As the fans'/local media personalities' drumbeat to spend more money gets louder and louder, we must ask ourselves exactly why ownership cannot or will not spend more on free agents.
An "educated rumor" that I've heard (ie. second hand information from an unnamed someone by way of another unnamed someone in the organization) is that the Gyros lost close to $30MM this season. Now, to be fair, I didn't hear it directly from anyone in the organization, and I don't know if that number was before or after different revenue streams or lack thereof were factored in.
So regardless if that large number is real or not, I believe it.
The Giants get a significant amount of money from local TV and Radio deals. They have decent attendance and solid revenue streams from stadium concessions, etc.
The only possible way I see that they could've lost that kind of sum is from the following:
-- An annual mortgage payment on AT&T Park of $20MM+
-- Little or no revenue sharing check (not including money from the "Central Fund" that Stark described above
It's kind of like the Giants are too well off for a cut of Selig's welfare check, but not well off enough to be able to afford a $110MM payroll. Kind of like that family out there trying to get Financial Aid because they actually need it, but is told they make too much money, even though they have three college aged kids and live in Marin County.
At the same time, because the Giants have a legitimate revenue stream of our own (Stadium, tickets, concessions, TV/Radio), we're somehow at a disadvantage when compared to teams that don't.

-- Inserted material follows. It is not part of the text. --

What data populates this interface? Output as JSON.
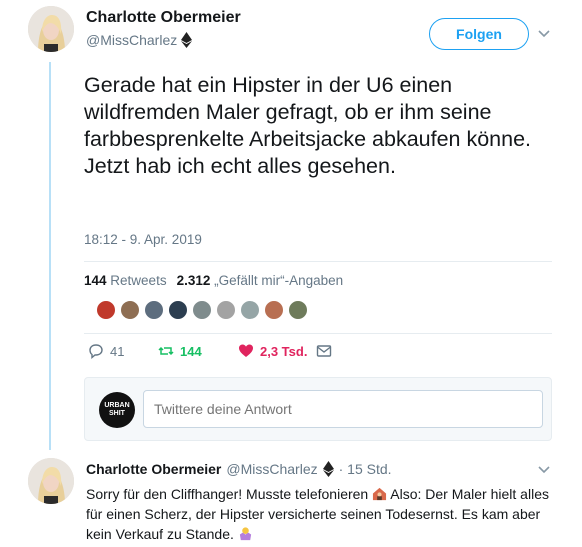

Take the Reds as an example. They spent $72MM on their payroll in 2009. What do you want to believe that they were a prime candidate for a big revenue sharing check? Here's how they work out:
-- Central Fund: $30MM (40 minus 10 for pension, etc.)
-- Revenue Sharing: $25MM (Estimate)
-- TV/Radio deals: $15MM (Est.)
That equals $70MM. What was their payroll again? Oh yeah, $72MM.
So then, you factor in Cincy's 5 year old beauty of a ballpark with its 22,000 per game attendance, $8 Miller Lites, $20 parking, $35 Bronson Arroyo T-Shirt jerseys, subtract operating cost and minor league development, and I bet they doing no worse than breaking even.
With the Giants, they're stuck. We live in a big market. We don't get that extra $25MM from sharing like 'Natti gets. That $25MM right there is a mortgage payment, and nearly the exact amount of money they'd need to spend to land a precious bat like Holliday or Bay's and have enough left over to re-sign Juan Uribe.
I'll take a line from the movie Red Dragon:
"Now do you see?"
If I sound like a raving lunatic, please let me know, because I'm not sure anymore....